His joint Sudan-Kenya Commission readjusted the previous “Red Line” and came up with the Wakefield Line or the Blue Line. That added another layer of confusion above the Maud Line. But the dotted Elemi Triangle line was always considered a provisional/administrative boundary. After independence, African nations adopted all the colonial boundaries without change, which is how Elemi became part of  Kenya’s territory.

Finally, in 1978, the dotted lines disappeared from official Kenya maps and were replaced with a continuous line suggesting that the Ilemi Triangle was officially part of Kenya.

But the maps did not solve the politics. We see this after Southern Sudan became a republic, and it released its maps which showed Elemi Triangle as part of its Eastern Equatoria Province while Kenya puts the same within Turkana County.

Although Kenya has maintained an administrative presence in Kibish, the country's northernmost police post, and a customs office at Nadapal – this is an area to which government officials dread to be sent.

It is a complex border issue that has always been postponed or left to both Turkana and the Toposa to resolve in their own style. In last week’s skirmishes, the Toposa had allegedly infiltrated Turkana’s grazing grounds in the region, triggering a gunfight over River Napal.

Kibish Police Post

Kibish is a hostile territory. It is remote. Apart from the land that the General Service Unit camp and the Kibish Police Post occupy, the rest of the territory is usually a battlefield and is occupied by the tribe with more firepower between the Toposa of South Sudan, Nyangatom of Ethiopia and the Turkana of Kenya.

For those seeking to understand the history of illicit weapons in northern Kenya, Elemi is regarded as the birthplace of modern militarisation. The contested area is crucial for the local pastoralists due to availability of pasture and water.

In Kenya's parliament, the question over Elemi Triangle always turns emotional. In 2001, after KTN ran a map from CNN showing the Elemi as part of Sudan, then-Nyeri Town MP Wanyiri Kihoro demanded an explanation from the government. The minister said that Elemi was part of Kenya. But in what appeared to be a mischievous question, but deeply loaded, then-Kikuyu MP Paul Muite posed: “You will remember that when you and I were in school, the map of Kenya we used to draw and on which we were tested for our KAPE was different from the map of Kenya today. When did we acquire this extra territory? When did we grab, effectively, this extra territory which is now part of Kenya?”

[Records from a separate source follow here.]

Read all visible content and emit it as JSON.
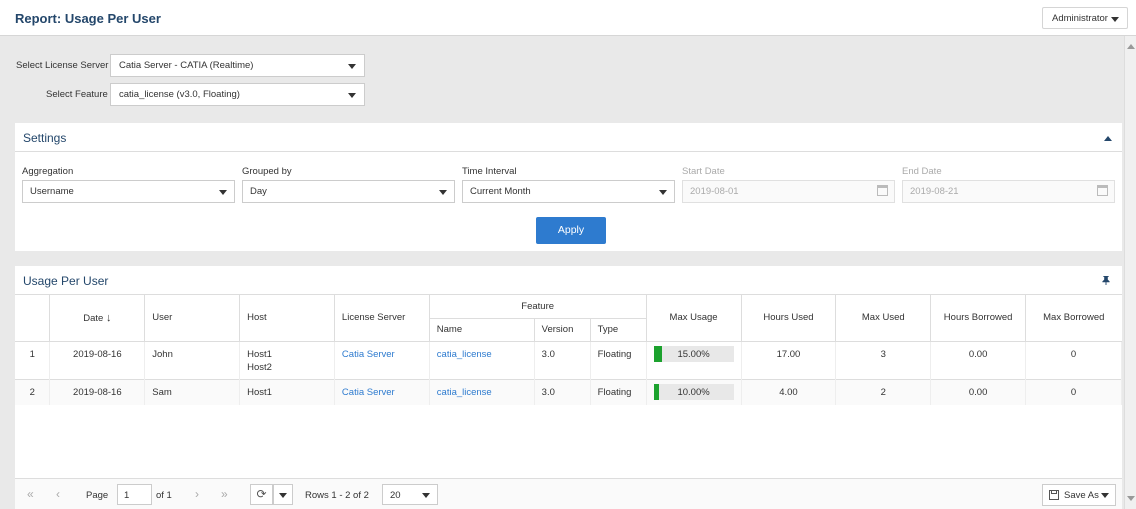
{
  "header": {
    "title": "Report: Usage Per User",
    "user_menu": "Administrator"
  },
  "selectors": {
    "server_label": "Select License Server",
    "server_value": "Catia Server - CATIA (Realtime)",
    "feature_label": "Select Feature",
    "feature_value": "catia_license (v3.0, Floating)"
  },
  "settings": {
    "title": "Settings",
    "aggregation_label": "Aggregation",
    "aggregation_value": "Username",
    "grouped_label": "Grouped by",
    "grouped_value": "Day",
    "interval_label": "Time Interval",
    "interval_value": "Current Month",
    "start_label": "Start Date",
    "start_value": "2019-08-01",
    "end_label": "End Date",
    "end_value": "2019-08-21",
    "apply": "Apply"
  },
  "usage": {
    "title": "Usage Per User",
    "headers": {
      "date": "Date",
      "user": "User",
      "host": "Host",
      "server": "License Server",
      "feature": "Feature",
      "name": "Name",
      "version": "Version",
      "type": "Type",
      "max_usage": "Max Usage",
      "hours_used": "Hours Used",
      "max_used": "Max Used",
      "hours_borrowed": "Hours Borrowed",
      "max_borrowed": "Max Borrowed"
    },
    "rows": [
      {
        "num": "1",
        "date": "2019-08-16",
        "user": "John",
        "host1": "Host1",
        "host2": "Host2",
        "server": "Catia Server",
        "name": "catia_license",
        "version": "3.0",
        "type": "Floating",
        "pct": "15.00%",
        "frac": 0.15,
        "hours_used": "17.00",
        "max_used": "3",
        "hours_borrowed": "0.00",
        "max_borrowed": "0"
      },
      {
        "num": "2",
        "date": "2019-08-16",
        "user": "Sam",
        "host1": "Host1",
        "host2": "",
        "server": "Catia Server",
        "name": "catia_license",
        "version": "3.0",
        "type": "Floating",
        "pct": "10.00%",
        "frac": 0.1,
        "hours_used": "4.00",
        "max_used": "2",
        "hours_borrowed": "0.00",
        "max_borrowed": "0"
      }
    ]
  },
  "pager": {
    "page_label": "Page",
    "page_value": "1",
    "of": "of 1",
    "rows": "Rows 1 - 2 of 2",
    "size": "20",
    "save": "Save As"
  },
  "colors": {
    "accent": "#2e7bcf",
    "title": "#24476b",
    "bar": "#1ca22e"
  }
}
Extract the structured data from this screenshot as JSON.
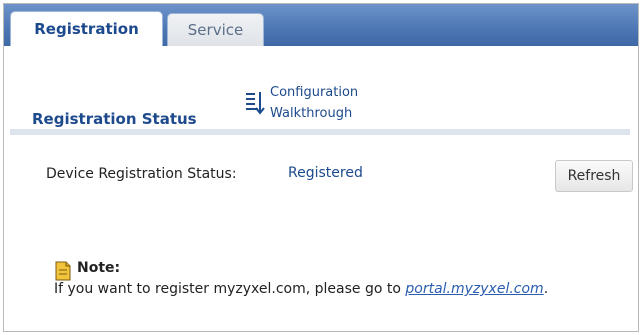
{
  "tabs": [
    {
      "label": "Registration",
      "active": true
    },
    {
      "label": "Service",
      "active": false
    }
  ],
  "walkthrough": {
    "line1": "Configuration",
    "line2": "Walkthrough",
    "icon": "walkthrough-list-icon"
  },
  "section": {
    "title": "Registration Status"
  },
  "status": {
    "label": "Device Registration Status:",
    "value": "Registered",
    "refresh_label": "Refresh"
  },
  "note": {
    "icon": "note-icon",
    "title": "Note:",
    "text_before": "If you want to register myzyxel.com, please go to ",
    "link_text": "portal.myzyxel.com",
    "text_after": "."
  },
  "colors": {
    "tab_bar": "#4f79b6",
    "accent_text": "#1d4a8d",
    "link": "#2a5db0"
  }
}
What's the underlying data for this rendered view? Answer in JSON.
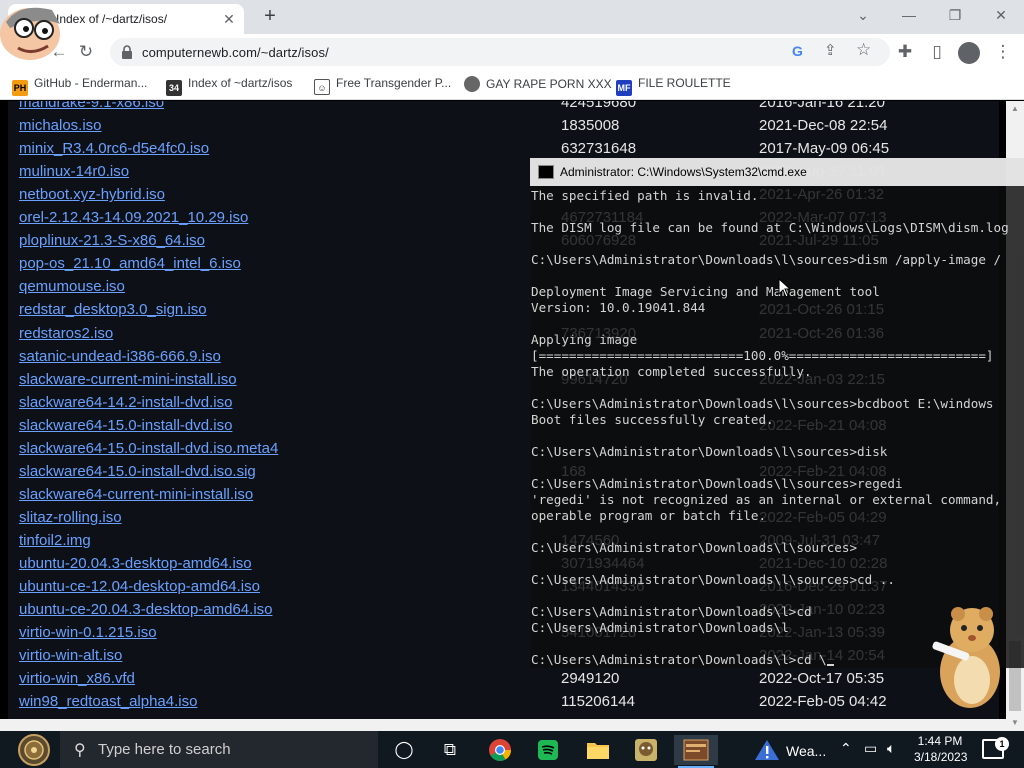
{
  "browser": {
    "tab_title": "Index of /~dartz/isos/",
    "tab_close": "✕",
    "new_tab": "+",
    "url": "computernewb.com/~dartz/isos/",
    "bookmarks": [
      {
        "label": "GitHub - Enderman...",
        "favicon": "PH"
      },
      {
        "label": "Index of ~dartz/isos",
        "favicon": "34"
      },
      {
        "label": "Free Transgender P...",
        "favicon": "☺"
      },
      {
        "label": "GAY RAPE PORN XXX",
        "favicon": ""
      },
      {
        "label": "FILE ROULETTE",
        "favicon": "MF"
      }
    ]
  },
  "listing": {
    "rows": [
      {
        "name": "mandrake-9.1-x86.iso",
        "size": "424519680",
        "date": "2016-Jan-16 21:20"
      },
      {
        "name": "michalos.iso",
        "size": "1835008",
        "date": "2021-Dec-08 22:54"
      },
      {
        "name": "minix_R3.4.0rc6-d5e4fc0.iso",
        "size": "632731648",
        "date": "2017-May-09 06:45"
      },
      {
        "name": "mulinux-14r0.iso",
        "size": "",
        "date": "2017-Aug-27 11:01"
      },
      {
        "name": "netboot.xyz-hybrid.iso",
        "size": "",
        "date": "2021-Apr-26 01:32"
      },
      {
        "name": "orel-2.12.43-14.09.2021_10.29.iso",
        "size": "4672731184",
        "date": "2022-Mar-07 07:13"
      },
      {
        "name": "ploplinux-21.3-S-x86_64.iso",
        "size": "606076928",
        "date": "2021-Jul-29 11:05"
      },
      {
        "name": "pop-os_21.10_amd64_intel_6.iso",
        "size": "",
        "date": ""
      },
      {
        "name": "qemumouse.iso",
        "size": "",
        "date": ""
      },
      {
        "name": "redstar_desktop3.0_sign.iso",
        "size": "",
        "date": "2021-Oct-26 01:15"
      },
      {
        "name": "redstaros2.iso",
        "size": "736713920",
        "date": "2021-Oct-26 01:36"
      },
      {
        "name": "satanic-undead-i386-666.9.iso",
        "size": "",
        "date": ""
      },
      {
        "name": "slackware-current-mini-install.iso",
        "size": "99614720",
        "date": "2022-Jan-03 22:15"
      },
      {
        "name": "slackware64-14.2-install-dvd.iso",
        "size": "",
        "date": ""
      },
      {
        "name": "slackware64-15.0-install-dvd.iso",
        "size": "",
        "date": "2022-Feb-21 04:08"
      },
      {
        "name": "slackware64-15.0-install-dvd.iso.meta4",
        "size": "",
        "date": ""
      },
      {
        "name": "slackware64-15.0-install-dvd.iso.sig",
        "size": "168",
        "date": "2022-Feb-21 04:08"
      },
      {
        "name": "slackware64-current-mini-install.iso",
        "size": "",
        "date": ""
      },
      {
        "name": "slitaz-rolling.iso",
        "size": "",
        "date": "2022-Feb-05 04:29"
      },
      {
        "name": "tinfoil2.img",
        "size": "1474560",
        "date": "2009-Jul-31 03:47"
      },
      {
        "name": "ubuntu-20.04.3-desktop-amd64.iso",
        "size": "3071934464",
        "date": "2021-Dec-10 02:28"
      },
      {
        "name": "ubuntu-ce-12.04-desktop-amd64.iso",
        "size": "1344014336",
        "date": "2016-Dec-29 01:37"
      },
      {
        "name": "ubuntu-ce-20.04.3-desktop-amd64.iso",
        "size": "",
        "date": "2022-Jan-10 02:23"
      },
      {
        "name": "virtio-win-0.1.215.iso",
        "size": "541001728",
        "date": "2022-Jan-13 05:39"
      },
      {
        "name": "virtio-win-alt.iso",
        "size": "",
        "date": "2022-Jan-14 20:54"
      },
      {
        "name": "virtio-win_x86.vfd",
        "size": "2949120",
        "date": "2022-Oct-17 05:35"
      },
      {
        "name": "win98_redtoast_alpha4.iso",
        "size": "115206144",
        "date": "2022-Feb-05 04:42"
      }
    ]
  },
  "cmd": {
    "title": "Administrator: C:\\Windows\\System32\\cmd.exe",
    "lines": [
      "The specified path is invalid.",
      "",
      "The DISM log file can be found at C:\\Windows\\Logs\\DISM\\dism.log",
      "",
      "C:\\Users\\Administrator\\Downloads\\l\\sources>dism /apply-image /",
      "",
      "Deployment Image Servicing and Management tool",
      "Version: 10.0.19041.844",
      "",
      "Applying image",
      "[===========================100.0%==========================]",
      "The operation completed successfully.",
      "",
      "C:\\Users\\Administrator\\Downloads\\l\\sources>bcdboot E:\\windows",
      "Boot files successfully created.",
      "",
      "C:\\Users\\Administrator\\Downloads\\l\\sources>disk",
      "",
      "C:\\Users\\Administrator\\Downloads\\l\\sources>regedi",
      "'regedi' is not recognized as an internal or external command,",
      "operable program or batch file.",
      "",
      "C:\\Users\\Administrator\\Downloads\\l\\sources>",
      "",
      "C:\\Users\\Administrator\\Downloads\\l\\sources>cd ..",
      "",
      "C:\\Users\\Administrator\\Downloads\\l>cd",
      "C:\\Users\\Administrator\\Downloads\\l",
      ""
    ],
    "prompt_line": "C:\\Users\\Administrator\\Downloads\\l>cd \\"
  },
  "taskbar": {
    "search_placeholder": "Type here to search",
    "weather_label": "Wea...",
    "time": "1:44 PM",
    "date": "3/18/2023",
    "notification_count": "1"
  },
  "icons": {
    "search": "search-icon",
    "cortana": "cortana-icon",
    "task_view": "task-view-icon",
    "chrome": "chrome-icon",
    "spotify": "spotify-icon",
    "explorer": "folder-icon",
    "weather": "warning-icon"
  }
}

Then Mr Adams Karauri challenged Mr Kihoro to declare his stand: “Could Mr Kihoro declare his interest because he appears to be fighting for Sudan in this House? If he is asking why the boundaries have gone that way, is he fighting for Sudan and yet he is a Member of Parliament in Kenya?”

Mr Kihoro shot back: “Mr Speaker, I am on record as having been a patriot in this country, and it is only that I am a bit confused whether I would not want to be called to the battle tomorrow to fight for something that is not Kenyan. That is why we need to know now."

Mr Muite and Mr Kihoro raised a fundamental question since Elemi is a contested territory that no leadership wants to engage in. To answer Mr Muite, the minister said: “The northwestern horn has always been ours. So, we just formalised the ownership.”

Country threatened

In 2005, while contributing to the debate on the Ministry of Public Works, Maj Gen Joseph Nkaissery challenged the house on what constitutes Elemi Triangle: “Do we know where Kibish is? Is there an airstrip? Is it maintained? There are things which we want this ministry to know so that when the country is threatened, we are able to transport troops to the affected areas and secure our people.”

As long as politics over Elemi Triangle continues on both sides, and as long as both South Sudan and Kenya allow the border communities to own guns for their survival, cleaning up small arms will be a Herculean task. Again, it is complicated by Elemi Triangle.

Postscript: In the 1990s, some allies of President Moi brought in South African mercenaries Executive Outcomes to guard Branch Energy Limited and a company owned by a State House baron prospecting for gold in the Elemi Triangle. They were also prospecting in West Pokot, and it was alleged that they created insecurity to secure territory.

[email protected] @johnkamau1